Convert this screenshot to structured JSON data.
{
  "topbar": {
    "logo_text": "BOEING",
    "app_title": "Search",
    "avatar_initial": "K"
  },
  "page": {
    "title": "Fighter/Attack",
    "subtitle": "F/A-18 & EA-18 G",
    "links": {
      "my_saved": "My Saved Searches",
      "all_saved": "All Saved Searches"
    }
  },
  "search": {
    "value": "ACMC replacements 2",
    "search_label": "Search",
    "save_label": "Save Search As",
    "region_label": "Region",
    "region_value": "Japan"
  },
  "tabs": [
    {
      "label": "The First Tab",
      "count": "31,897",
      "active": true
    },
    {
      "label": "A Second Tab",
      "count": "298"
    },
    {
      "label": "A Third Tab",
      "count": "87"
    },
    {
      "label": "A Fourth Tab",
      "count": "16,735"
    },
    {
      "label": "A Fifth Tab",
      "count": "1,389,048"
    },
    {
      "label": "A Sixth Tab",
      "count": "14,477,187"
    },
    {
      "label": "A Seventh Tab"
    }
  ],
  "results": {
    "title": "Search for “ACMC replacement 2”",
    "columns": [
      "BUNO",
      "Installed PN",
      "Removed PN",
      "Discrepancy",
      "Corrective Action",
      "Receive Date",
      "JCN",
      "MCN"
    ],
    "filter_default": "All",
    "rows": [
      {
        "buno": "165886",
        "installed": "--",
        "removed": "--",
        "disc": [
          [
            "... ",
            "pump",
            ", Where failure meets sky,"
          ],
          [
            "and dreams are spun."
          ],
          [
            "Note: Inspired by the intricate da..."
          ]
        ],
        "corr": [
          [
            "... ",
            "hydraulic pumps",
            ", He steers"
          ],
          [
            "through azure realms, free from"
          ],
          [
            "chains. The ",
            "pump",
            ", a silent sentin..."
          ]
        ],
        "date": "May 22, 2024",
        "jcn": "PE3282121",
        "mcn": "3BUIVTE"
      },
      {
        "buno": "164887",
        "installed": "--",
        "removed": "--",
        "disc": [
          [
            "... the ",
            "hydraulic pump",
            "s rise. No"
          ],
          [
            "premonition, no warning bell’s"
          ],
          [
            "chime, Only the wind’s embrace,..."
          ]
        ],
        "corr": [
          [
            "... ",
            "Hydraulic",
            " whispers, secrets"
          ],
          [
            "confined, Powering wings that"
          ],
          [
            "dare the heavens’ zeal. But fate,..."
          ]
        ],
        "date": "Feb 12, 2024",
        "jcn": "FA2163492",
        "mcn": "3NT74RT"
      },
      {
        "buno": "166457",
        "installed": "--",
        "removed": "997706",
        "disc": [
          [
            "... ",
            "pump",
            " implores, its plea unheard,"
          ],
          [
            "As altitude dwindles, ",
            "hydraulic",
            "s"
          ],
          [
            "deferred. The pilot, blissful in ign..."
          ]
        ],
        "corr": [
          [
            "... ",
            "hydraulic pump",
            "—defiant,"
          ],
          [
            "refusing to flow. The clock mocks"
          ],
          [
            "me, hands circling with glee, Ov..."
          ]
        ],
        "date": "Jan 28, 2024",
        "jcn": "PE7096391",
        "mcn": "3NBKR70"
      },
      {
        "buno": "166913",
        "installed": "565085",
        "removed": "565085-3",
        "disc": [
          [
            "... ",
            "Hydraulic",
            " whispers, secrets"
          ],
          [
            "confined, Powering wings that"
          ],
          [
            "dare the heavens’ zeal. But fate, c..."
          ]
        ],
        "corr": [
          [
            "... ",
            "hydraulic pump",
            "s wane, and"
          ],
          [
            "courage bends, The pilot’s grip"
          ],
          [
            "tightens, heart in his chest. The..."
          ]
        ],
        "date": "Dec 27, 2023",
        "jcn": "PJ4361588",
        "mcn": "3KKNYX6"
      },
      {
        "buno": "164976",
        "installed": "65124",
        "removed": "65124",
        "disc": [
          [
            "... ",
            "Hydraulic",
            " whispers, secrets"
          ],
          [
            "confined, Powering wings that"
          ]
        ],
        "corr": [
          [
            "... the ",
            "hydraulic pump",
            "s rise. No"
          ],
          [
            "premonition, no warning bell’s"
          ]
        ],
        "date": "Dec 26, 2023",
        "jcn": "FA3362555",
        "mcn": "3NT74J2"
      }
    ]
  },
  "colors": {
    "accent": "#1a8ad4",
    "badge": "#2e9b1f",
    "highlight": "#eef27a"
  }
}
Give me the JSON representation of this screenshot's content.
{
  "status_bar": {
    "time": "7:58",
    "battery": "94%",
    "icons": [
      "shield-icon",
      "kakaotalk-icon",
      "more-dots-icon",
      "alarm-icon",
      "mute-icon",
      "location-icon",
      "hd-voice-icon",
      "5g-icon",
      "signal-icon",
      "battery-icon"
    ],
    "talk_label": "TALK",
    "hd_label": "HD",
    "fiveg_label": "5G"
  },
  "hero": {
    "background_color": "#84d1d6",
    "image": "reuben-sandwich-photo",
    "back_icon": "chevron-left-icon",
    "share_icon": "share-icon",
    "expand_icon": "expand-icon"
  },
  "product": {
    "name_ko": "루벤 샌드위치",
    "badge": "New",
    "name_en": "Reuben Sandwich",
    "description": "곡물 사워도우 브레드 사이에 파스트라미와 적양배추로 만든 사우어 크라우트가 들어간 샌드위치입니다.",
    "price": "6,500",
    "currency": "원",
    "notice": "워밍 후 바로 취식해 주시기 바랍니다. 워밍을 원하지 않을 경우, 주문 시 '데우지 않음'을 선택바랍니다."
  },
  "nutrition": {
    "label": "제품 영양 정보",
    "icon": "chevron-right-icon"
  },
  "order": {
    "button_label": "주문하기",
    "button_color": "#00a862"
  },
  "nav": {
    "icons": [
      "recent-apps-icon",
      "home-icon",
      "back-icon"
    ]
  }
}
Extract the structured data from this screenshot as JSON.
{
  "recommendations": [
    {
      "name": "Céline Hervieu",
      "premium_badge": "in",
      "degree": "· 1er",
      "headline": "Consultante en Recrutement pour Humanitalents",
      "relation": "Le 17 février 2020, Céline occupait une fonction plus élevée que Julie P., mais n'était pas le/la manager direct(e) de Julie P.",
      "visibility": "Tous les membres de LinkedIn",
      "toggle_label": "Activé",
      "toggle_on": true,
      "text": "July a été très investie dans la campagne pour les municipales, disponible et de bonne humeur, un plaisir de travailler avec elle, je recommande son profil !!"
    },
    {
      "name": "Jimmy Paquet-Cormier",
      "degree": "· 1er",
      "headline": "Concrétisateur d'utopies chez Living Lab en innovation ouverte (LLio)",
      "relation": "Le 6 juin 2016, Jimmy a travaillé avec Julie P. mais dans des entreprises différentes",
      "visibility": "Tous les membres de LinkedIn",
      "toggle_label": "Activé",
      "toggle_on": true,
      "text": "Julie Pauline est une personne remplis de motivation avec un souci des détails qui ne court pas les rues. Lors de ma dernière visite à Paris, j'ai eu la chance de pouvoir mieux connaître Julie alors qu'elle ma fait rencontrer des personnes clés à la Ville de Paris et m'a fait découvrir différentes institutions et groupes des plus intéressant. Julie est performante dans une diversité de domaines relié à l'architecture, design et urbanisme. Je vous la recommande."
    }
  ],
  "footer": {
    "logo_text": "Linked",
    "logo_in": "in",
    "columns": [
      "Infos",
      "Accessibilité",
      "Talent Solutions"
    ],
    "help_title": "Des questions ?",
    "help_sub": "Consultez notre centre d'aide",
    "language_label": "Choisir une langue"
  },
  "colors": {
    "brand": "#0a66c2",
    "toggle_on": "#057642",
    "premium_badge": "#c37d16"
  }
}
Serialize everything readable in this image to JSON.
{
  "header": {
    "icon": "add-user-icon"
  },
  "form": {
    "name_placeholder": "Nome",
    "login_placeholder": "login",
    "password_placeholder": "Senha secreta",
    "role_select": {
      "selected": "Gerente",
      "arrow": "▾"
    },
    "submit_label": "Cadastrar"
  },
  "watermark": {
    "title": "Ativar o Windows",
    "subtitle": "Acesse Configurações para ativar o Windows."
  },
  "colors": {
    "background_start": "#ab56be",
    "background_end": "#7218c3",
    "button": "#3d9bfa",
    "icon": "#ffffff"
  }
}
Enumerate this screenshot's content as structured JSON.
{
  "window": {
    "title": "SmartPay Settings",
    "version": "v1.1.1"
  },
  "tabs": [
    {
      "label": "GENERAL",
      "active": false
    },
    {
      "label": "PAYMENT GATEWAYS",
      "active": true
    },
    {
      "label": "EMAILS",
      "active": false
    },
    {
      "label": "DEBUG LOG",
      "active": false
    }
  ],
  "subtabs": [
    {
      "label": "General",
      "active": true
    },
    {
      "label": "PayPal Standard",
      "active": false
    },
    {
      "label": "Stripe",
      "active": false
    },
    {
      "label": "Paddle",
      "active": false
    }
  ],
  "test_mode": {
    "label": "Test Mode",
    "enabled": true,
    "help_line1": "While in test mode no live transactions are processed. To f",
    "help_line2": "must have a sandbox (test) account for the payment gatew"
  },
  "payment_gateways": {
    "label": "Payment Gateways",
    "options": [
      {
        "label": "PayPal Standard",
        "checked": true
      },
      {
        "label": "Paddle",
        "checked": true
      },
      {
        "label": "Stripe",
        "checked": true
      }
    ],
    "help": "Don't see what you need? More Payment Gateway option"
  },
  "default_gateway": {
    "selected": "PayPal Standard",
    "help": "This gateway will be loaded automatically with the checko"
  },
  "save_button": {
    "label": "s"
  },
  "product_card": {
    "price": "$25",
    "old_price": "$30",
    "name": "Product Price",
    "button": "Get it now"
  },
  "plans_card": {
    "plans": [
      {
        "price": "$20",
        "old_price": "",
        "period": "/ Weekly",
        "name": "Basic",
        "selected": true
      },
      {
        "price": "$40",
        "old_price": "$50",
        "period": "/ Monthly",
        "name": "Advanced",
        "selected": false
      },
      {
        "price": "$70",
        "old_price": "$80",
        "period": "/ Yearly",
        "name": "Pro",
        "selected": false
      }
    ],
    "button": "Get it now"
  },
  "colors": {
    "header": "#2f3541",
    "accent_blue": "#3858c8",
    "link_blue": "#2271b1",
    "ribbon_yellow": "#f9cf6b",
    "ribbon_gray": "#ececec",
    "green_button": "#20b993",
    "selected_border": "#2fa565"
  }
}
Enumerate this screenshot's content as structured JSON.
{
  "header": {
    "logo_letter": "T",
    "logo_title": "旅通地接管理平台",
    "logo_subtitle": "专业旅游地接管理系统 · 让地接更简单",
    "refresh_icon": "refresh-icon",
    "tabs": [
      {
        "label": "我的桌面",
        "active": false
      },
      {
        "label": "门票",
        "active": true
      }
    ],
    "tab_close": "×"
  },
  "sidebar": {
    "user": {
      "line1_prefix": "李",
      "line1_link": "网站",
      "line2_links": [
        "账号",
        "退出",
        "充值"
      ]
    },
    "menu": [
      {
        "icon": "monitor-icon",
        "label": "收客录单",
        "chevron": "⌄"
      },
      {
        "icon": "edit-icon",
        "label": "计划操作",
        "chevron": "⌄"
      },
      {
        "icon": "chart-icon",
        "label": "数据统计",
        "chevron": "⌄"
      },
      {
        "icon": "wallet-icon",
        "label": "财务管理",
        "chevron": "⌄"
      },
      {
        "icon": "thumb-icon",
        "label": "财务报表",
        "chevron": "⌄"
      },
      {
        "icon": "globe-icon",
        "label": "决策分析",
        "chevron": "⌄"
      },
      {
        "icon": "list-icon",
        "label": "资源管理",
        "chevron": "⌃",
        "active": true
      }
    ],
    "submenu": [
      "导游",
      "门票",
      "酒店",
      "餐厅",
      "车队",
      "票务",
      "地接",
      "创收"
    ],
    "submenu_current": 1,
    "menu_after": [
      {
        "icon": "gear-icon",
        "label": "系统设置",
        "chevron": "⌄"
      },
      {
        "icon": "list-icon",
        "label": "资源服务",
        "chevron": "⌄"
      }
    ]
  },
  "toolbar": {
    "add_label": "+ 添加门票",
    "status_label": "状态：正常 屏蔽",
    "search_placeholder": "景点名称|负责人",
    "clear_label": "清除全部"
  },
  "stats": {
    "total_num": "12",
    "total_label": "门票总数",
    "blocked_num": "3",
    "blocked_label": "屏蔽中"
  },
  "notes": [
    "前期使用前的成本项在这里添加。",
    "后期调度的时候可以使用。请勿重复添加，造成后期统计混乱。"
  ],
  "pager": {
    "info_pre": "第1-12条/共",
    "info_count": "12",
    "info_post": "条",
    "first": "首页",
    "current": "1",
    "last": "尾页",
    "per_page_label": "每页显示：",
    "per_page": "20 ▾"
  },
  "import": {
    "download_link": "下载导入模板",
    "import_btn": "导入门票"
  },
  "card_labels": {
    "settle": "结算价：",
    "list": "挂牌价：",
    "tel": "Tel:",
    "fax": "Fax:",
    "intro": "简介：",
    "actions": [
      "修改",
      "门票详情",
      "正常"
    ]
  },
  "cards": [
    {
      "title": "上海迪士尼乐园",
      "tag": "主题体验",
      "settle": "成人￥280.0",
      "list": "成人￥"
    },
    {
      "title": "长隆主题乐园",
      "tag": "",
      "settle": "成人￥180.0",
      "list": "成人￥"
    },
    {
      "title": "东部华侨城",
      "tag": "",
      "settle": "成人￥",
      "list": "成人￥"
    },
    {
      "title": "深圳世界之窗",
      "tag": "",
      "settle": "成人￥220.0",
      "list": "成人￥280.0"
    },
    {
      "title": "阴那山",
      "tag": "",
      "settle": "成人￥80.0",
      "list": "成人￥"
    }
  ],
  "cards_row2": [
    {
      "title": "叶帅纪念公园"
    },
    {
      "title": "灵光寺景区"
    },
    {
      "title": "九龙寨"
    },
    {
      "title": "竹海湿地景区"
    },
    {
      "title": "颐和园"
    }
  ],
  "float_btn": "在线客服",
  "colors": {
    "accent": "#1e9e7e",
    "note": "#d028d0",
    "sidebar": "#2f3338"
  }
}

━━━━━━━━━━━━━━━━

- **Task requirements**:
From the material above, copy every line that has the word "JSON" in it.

- **Exercise answer**:
Convert this screenshot to structured JSON data.
Give me the JSON representation of this screenshot's content.
Extract the structured data from this screenshot as JSON.
Serialize everything readable in this image to JSON.
Enumerate this screenshot's content as structured JSON.
Enumerate this screenshot's content as structured JSON.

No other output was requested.